Diaphragmatic ruptures in cats are often seen following trauma and can cause severe respiratory distress. This article reflects on the author's experience of providing emergency nursing care to a 2-year-old, domestic short hair cat, with a traumatic diaphragmatic rupture. In order to provide effective nursing care it is essential for the veterinary nurse to understand the effects of shock in the feline patient. Creating a protocol for the management of the dyspnoeic trauma cat could facilitate a more efficient treatment plan, allowing for available monitoring equipment to be fully utilised. If advanced monitoring techniques are not available, a successful patient outcome is still achievable with basic nursing skills and a good underpinning knowledge of the emergency and critical patient.

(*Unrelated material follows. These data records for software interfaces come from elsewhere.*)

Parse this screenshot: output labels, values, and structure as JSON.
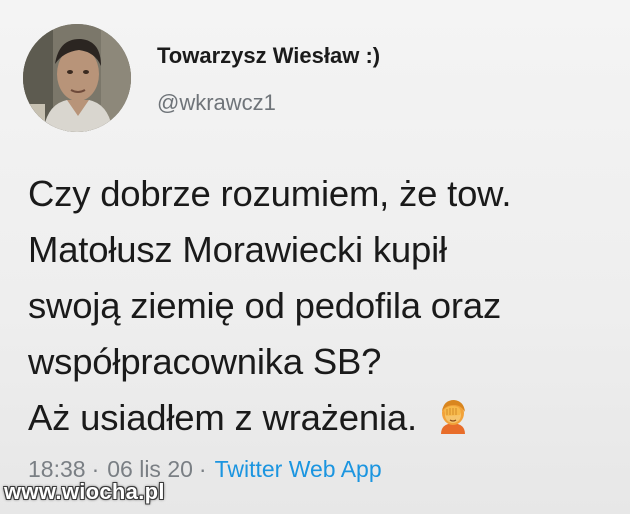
{
  "user": {
    "display_name": "Towarzysz Wiesław :)",
    "handle": "@wkrawcz1"
  },
  "tweet": {
    "lines": [
      "Czy dobrze rozumiem, że tow.",
      "Matołusz Morawiecki kupił",
      "swoją ziemię od pedofila oraz",
      "współpracownika SB?",
      "Aż usiadłem z wrażenia."
    ],
    "emoji": "facepalm-woman-emoji"
  },
  "meta": {
    "time": "18:38",
    "date": "06 lis 20",
    "separator": "·",
    "app": "Twitter Web App"
  },
  "watermark": "www.wiocha.pl",
  "colors": {
    "background": "#eeeeee",
    "text": "#1a1a1a",
    "muted": "#6f7479",
    "link": "#1b95e0"
  }
}
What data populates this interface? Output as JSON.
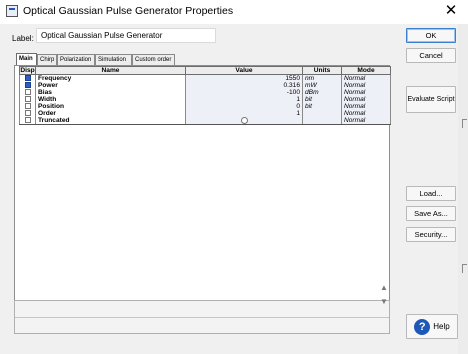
{
  "window": {
    "title": "Optical Gaussian Pulse Generator Properties",
    "icon": "app-icon",
    "close_glyph": "✕"
  },
  "label": {
    "caption": "Label:",
    "value": "Optical Gaussian Pulse Generator"
  },
  "tabs": [
    "Main",
    "Chirp",
    "Polarization",
    "Simulation",
    "Custom order"
  ],
  "table": {
    "headers": [
      "Disp",
      "Name",
      "Value",
      "Units",
      "Mode"
    ],
    "rows": [
      {
        "disp": "checked",
        "name": "Frequency",
        "value": "1550",
        "units": "nm",
        "mode": "Normal"
      },
      {
        "disp": "checked",
        "name": "Power",
        "value": "0.316",
        "units": "mW",
        "mode": "Normal"
      },
      {
        "disp": "unchecked",
        "name": "Bias",
        "value": "-100",
        "units": "dBm",
        "mode": "Normal"
      },
      {
        "disp": "unchecked",
        "name": "Width",
        "value": "1",
        "units": "bit",
        "mode": "Normal"
      },
      {
        "disp": "unchecked",
        "name": "Position",
        "value": "0",
        "units": "bit",
        "mode": "Normal"
      },
      {
        "disp": "unchecked",
        "name": "Order",
        "value": "1",
        "units": "",
        "mode": "Normal"
      },
      {
        "disp": "unchecked",
        "name": "Truncated",
        "value": "",
        "units": "",
        "mode": "Normal"
      }
    ]
  },
  "buttons": {
    "ok": "OK",
    "cancel": "Cancel",
    "evaluate": "Evaluate Script",
    "load": "Load...",
    "save_as": "Save As...",
    "security": "Security...",
    "help": "Help"
  },
  "icons": {
    "help": "?",
    "scroll_up": "▲",
    "scroll_down": "▼"
  },
  "colors": {
    "checkbox_checked": "#2b5fc5",
    "help_icon": "#1f59b8",
    "value_cell_bg": "#eef0f8"
  }
}
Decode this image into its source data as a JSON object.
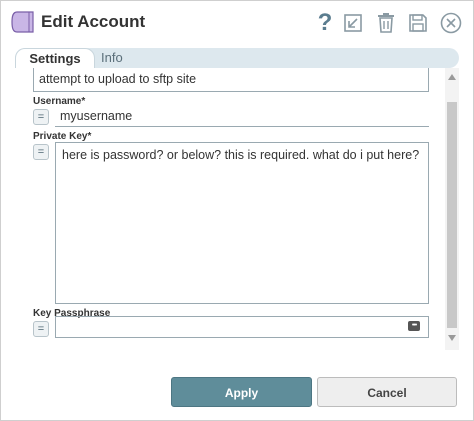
{
  "dialog": {
    "title": "Edit Account"
  },
  "toolbar": {
    "help_glyph": "?",
    "icons": [
      "help-icon",
      "export-icon",
      "trash-icon",
      "save-icon",
      "close-icon"
    ]
  },
  "tabs": [
    {
      "label": "Settings",
      "active": true
    },
    {
      "label": "Info",
      "active": false
    }
  ],
  "fields": {
    "label_value": "attempt to upload to sftp site",
    "username": {
      "label": "Username*",
      "value": "myusername"
    },
    "private_key": {
      "label": "Private Key*",
      "value": "here is password? or below? this is required. what do i put here?"
    },
    "key_passphrase": {
      "label": "Key Passphrase",
      "value": ""
    }
  },
  "expression_button_glyph": "=",
  "password_icon_glyph": "•••",
  "buttons": {
    "apply": "Apply",
    "cancel": "Cancel"
  },
  "colors": {
    "accent": "#5f8d9a",
    "tab_bar": "#dde8ee",
    "logo": "#c9b6e6"
  }
}
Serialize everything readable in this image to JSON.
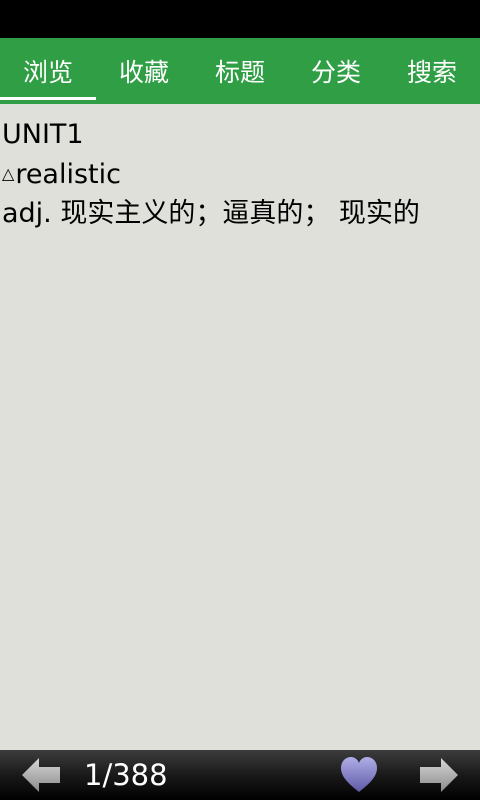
{
  "tabs": [
    {
      "label": "浏览",
      "active": true
    },
    {
      "label": "收藏",
      "active": false
    },
    {
      "label": "标题",
      "active": false
    },
    {
      "label": "分类",
      "active": false
    },
    {
      "label": "搜索",
      "active": false
    }
  ],
  "content": {
    "unit": "UNIT1",
    "bullet": "△",
    "word": "realistic",
    "definition": "adj. 现实主义的；逼真的； 现实的"
  },
  "footer": {
    "page_indicator": "1/388"
  },
  "icons": {
    "prev": "arrow-left-icon",
    "next": "arrow-right-icon",
    "favorite": "heart-icon"
  },
  "colors": {
    "tab_bar": "#2f9e45",
    "content_bg": "#dfe0da",
    "heart": "#8a86c8"
  }
}
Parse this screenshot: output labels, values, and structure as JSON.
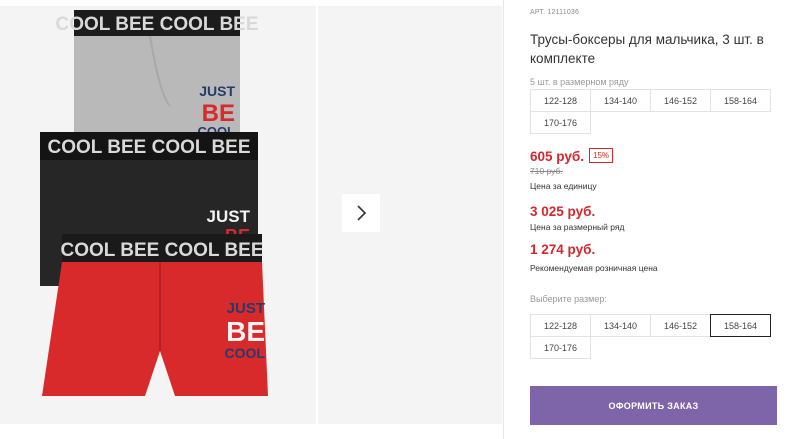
{
  "product": {
    "sku": "АРТ. 12111036",
    "title": "Трусы-боксеры для мальчика, 3 шт. в комплекте",
    "pack_note": "5 шт. в размерном ряду",
    "sizes": [
      "122-128",
      "134-140",
      "146-152",
      "158-164",
      "170-176"
    ]
  },
  "pricing": {
    "unit_price": "605 руб.",
    "discount": "15%",
    "old_price": "710 руб.",
    "unit_caption": "Цена за единицу",
    "range_price": "3 025 руб.",
    "range_caption": "Цена за размерный ряд",
    "retail_price": "1 274 руб.",
    "retail_caption": "Рекомендуемая розничная цена"
  },
  "size_picker": {
    "label": "Выберите размер:",
    "options": [
      "122-128",
      "134-140",
      "146-152",
      "158-164",
      "170-176"
    ],
    "selected": "158-164"
  },
  "order_button": {
    "label": "ОФОРМИТЬ ЗАКАЗ",
    "color": "#7e64a8"
  },
  "product_image": {
    "print_text_top": "JUST",
    "print_text_mid": "BE",
    "print_text_bottom": "COOL",
    "waistband_text": "COOL BEE COOL BEE",
    "colors": {
      "grey": "#b9b9b9",
      "black": "#262626",
      "red": "#d8292b"
    }
  },
  "icons": {
    "next": "chevron-right-icon"
  }
}
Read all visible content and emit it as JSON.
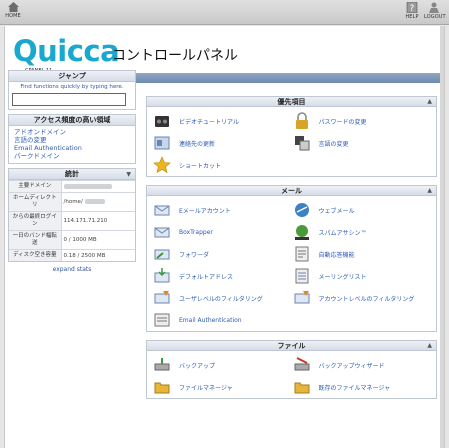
{
  "toolbar": {
    "home_label": "HOME",
    "help_label": "HELP",
    "logout_label": "LOGOUT"
  },
  "header": {
    "logo_text": "Quicca",
    "title": "コントロールパネル",
    "theme_label": "CPANEL 11"
  },
  "jump": {
    "title": "ジャンプ",
    "hint": "Find functions quickly by typing here."
  },
  "frequent": {
    "title": "アクセス頻度の高い領域",
    "items": [
      "アドオンドメイン",
      "言語の変更",
      "Email Authentication",
      "パークドメイン"
    ]
  },
  "stats": {
    "title": "統計",
    "rows": [
      {
        "key": "主要ドメイン",
        "value": ""
      },
      {
        "key": "ホームディレクトリ",
        "value": "/home/"
      },
      {
        "key": "からの最終ログイン",
        "value": "114.171.71.210"
      },
      {
        "key": "一日のバンド幅転送",
        "value": "0 / 1000 MB"
      },
      {
        "key": "ディスク空き容量",
        "value": "0.18 / 2500 MB"
      }
    ],
    "expand_label": "expand stats"
  },
  "sections": {
    "priority": {
      "title": "優先項目",
      "items": [
        "ビデオチュートリアル",
        "パスワードの変更",
        "連絡先の更新",
        "言語の変更",
        "ショートカット"
      ]
    },
    "mail": {
      "title": "メール",
      "items": [
        "Eメールアカウント",
        "ウェブメール",
        "BoxTrapper",
        "スパムアサシン™",
        "フォワーダ",
        "自動応答機能",
        "デフォルトアドレス",
        "メーリングリスト",
        "ユーザレベルのフィルタリング",
        "アカウントレベルのフィルタリング",
        "Email Authentication"
      ]
    },
    "files": {
      "title": "ファイル",
      "items": [
        "バックアップ",
        "バックアップウィザード",
        "ファイルマネージャ",
        "既存のファイルマネージャ"
      ]
    }
  },
  "colors": {
    "accent": "#1aa8cf",
    "link": "#2d5bb5",
    "header_bg": "#d6dde8"
  }
}
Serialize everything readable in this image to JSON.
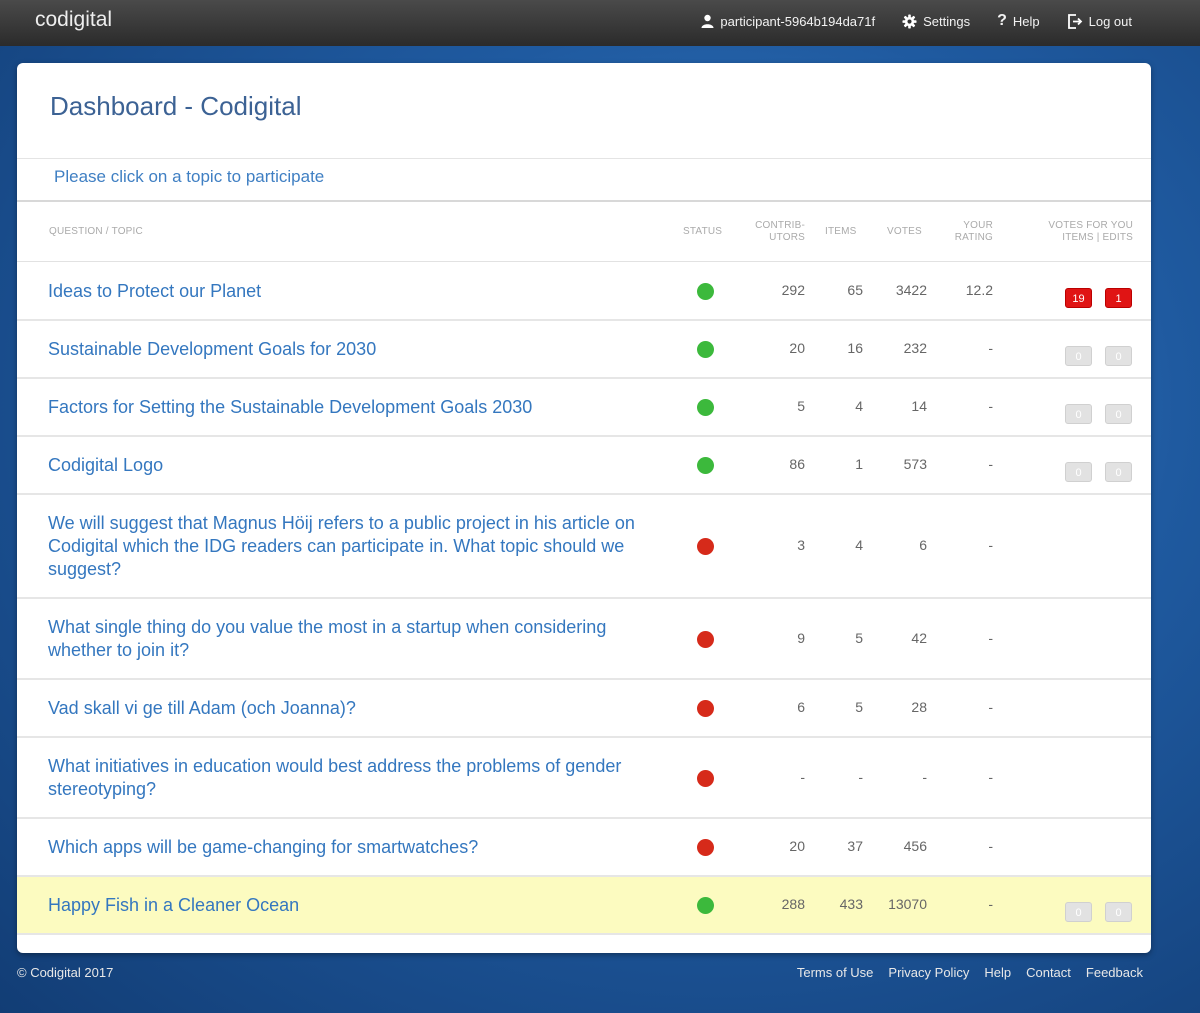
{
  "header": {
    "brand": "codigital",
    "user": "participant-5964b194da71f",
    "settings": "Settings",
    "help": "Help",
    "logout": "Log out"
  },
  "page": {
    "title": "Dashboard - Codigital",
    "hint": "Please click on a topic to participate"
  },
  "table": {
    "headers": {
      "topic": "QUESTION / TOPIC",
      "status": "STATUS",
      "contributors": "CONTRIB-\nUTORS",
      "items": "ITEMS",
      "votes": "VOTES",
      "rating": "YOUR\nRATING",
      "votes_for_you": "VOTES FOR YOU\nITEMS | EDITS"
    },
    "colors": {
      "open": "#3cb93c",
      "closed": "#d62a1a"
    },
    "rows": [
      {
        "topic": "Ideas to Protect our Planet",
        "status": "open",
        "contributors": "292",
        "items": "65",
        "votes": "3422",
        "rating": "12.2",
        "badges": {
          "type": "red",
          "items": "19",
          "edits": "1"
        }
      },
      {
        "topic": "Sustainable Development Goals for 2030",
        "status": "open",
        "contributors": "20",
        "items": "16",
        "votes": "232",
        "rating": "-",
        "badges": {
          "type": "grey",
          "items": "0",
          "edits": "0"
        }
      },
      {
        "topic": "Factors for Setting the Sustainable Development Goals 2030",
        "status": "open",
        "contributors": "5",
        "items": "4",
        "votes": "14",
        "rating": "-",
        "badges": {
          "type": "grey",
          "items": "0",
          "edits": "0"
        }
      },
      {
        "topic": "Codigital Logo",
        "status": "open",
        "contributors": "86",
        "items": "1",
        "votes": "573",
        "rating": "-",
        "badges": {
          "type": "grey",
          "items": "0",
          "edits": "0"
        }
      },
      {
        "topic": "We will suggest that Magnus Höij refers to a public project in his article on Codigital which the IDG readers can participate in. What topic should we suggest?",
        "status": "closed",
        "contributors": "3",
        "items": "4",
        "votes": "6",
        "rating": "-",
        "badges": null
      },
      {
        "topic": "What single thing do you value the most in a startup when considering whether to join it?",
        "status": "closed",
        "contributors": "9",
        "items": "5",
        "votes": "42",
        "rating": "-",
        "badges": null
      },
      {
        "topic": "Vad skall vi ge till Adam (och Joanna)?",
        "status": "closed",
        "contributors": "6",
        "items": "5",
        "votes": "28",
        "rating": "-",
        "badges": null
      },
      {
        "topic": "What initiatives in education would best address the problems of gender stereotyping?",
        "status": "closed",
        "contributors": "-",
        "items": "-",
        "votes": "-",
        "rating": "-",
        "badges": null
      },
      {
        "topic": "Which apps will be game-changing for smartwatches?",
        "status": "closed",
        "contributors": "20",
        "items": "37",
        "votes": "456",
        "rating": "-",
        "badges": null
      },
      {
        "topic": "Happy Fish in a Cleaner Ocean",
        "status": "open",
        "contributors": "288",
        "items": "433",
        "votes": "13070",
        "rating": "-",
        "badges": {
          "type": "grey",
          "items": "0",
          "edits": "0"
        },
        "highlighted": true
      }
    ]
  },
  "footer": {
    "copyright": "© Codigital 2017",
    "links": [
      "Terms of Use",
      "Privacy Policy",
      "Help",
      "Contact",
      "Feedback"
    ]
  }
}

Treatment for house soiling is based on extensive diagnostic investigation to rule out medical causes and history taking to enable specific stressors to be identified and reduced or removed. These stressors may be present in the physical or social environment or in the owners' general husbandry and management of the cats. In the case of the marking cat the aims of treatment are to remove the cause of the unnecessary marking and to re-establish the home as a part of the cat's safe and secure core territory; while for the cat with unacceptable elimination, related to primary environmental or social factors, the aims are to re-establish appropriate associations with locations and substrates.
Ageing dogs are commonly seen in veterinary practices. Small breed dogs may be considered geriatric at 12–14 years whereas large and giant breed dog would be geriatric at 7–9 years. When dogs begin to transition from adult to senior or geriatric, it is important that their nutrition is monitored by a veterinary professional so that they maintain health and a high quality of life. The veterinary nurse plays an important role in monitoring patients from the time they are puppies through their senior years assuring that appropriate nutrition is maintained for a long, healthy life.The veterinary nurse's role in helping the owner to achieve his or her goals of having a healthy older dog begins the minute the patient enters the clinic for the first time.Mature dogs are more prone than younger dogs to certain disease processes such as obesity, degenerative joint disease, cognitive dysfunction, and cardiac, renal, liver, and metabolic diseases. A beneficial feeding plan should be based on risk factors and any disease process affecting the individual dog. The aim is to establish a long healthy old age for the canine.
Fluoroscopy is an x-ray based imaging modality capable of producing still images or real-time moving images. There is the potential for comparatively high radiation doses to the patient and staff if it is not operated in the correct manner. This article examines the practical techniques available to use c-arm fluoroscopy safely and provides some methods for improving image quality. There is a definite need for structured training in both operation of fluoroscopy units and the associated radiation safety issues, before staff are permitted to use the equipment.
Urinary incontinence is a disorder of micturition characterised by the inappropriate leakage of urine. Increasing attention has been brought to this disorder over the past 30 years as dogs have been increasingly living indoors with their owners. Several diagnostic tests and treatment options are available nowadays. This review focuses on the pathophysiology, investigations and medical management of urinary incontinence.
Managing tracheostomy tubes is an intensive process, but it is vital for the nurse to develop proficiency in this procedure. The successful outcome of these patients is largely dependent on the care that is provided by the veterinary nurse. While these patients are typically difficult, intensive, and messy at best, the hard work can be rewarding if these patients are properly cared for.
Medicines, including both prescription-only and over-the-counter products, are very readily available in the home and are a common source of poisoning in companion animals. Recent studies have shown that analgesics, in particular, are frequently involved in the accidental poisoning of animals, both in Europe and the US. Some medicinal products, such as cold and flu remedies, can contain a variety of ingredients and it is important to obtain details of the exact product involved. This article describes some common medicines found in the home, focusing on over-the-counter products in particular; lists the clinical signs that can occur in the case of an overdose; and describes differences between species where appropriate, as well as briefly outlining treatment.
Nebulisation offers a stress free method for the administration of medications in a form that, in the Flexineb neduliser, enables droplets of <5 µm in 67% of the total droplets produced (when using 0.9% sodium chloride) to enter into the lung tissue and deliver the active ingredient directly to the source of inflammation/constriction. Nebulisation offers delivery of a number of different types of medication to all species. Nebulisation can be used to humidify air in cases of tracheostomy and aspiration pneumonia.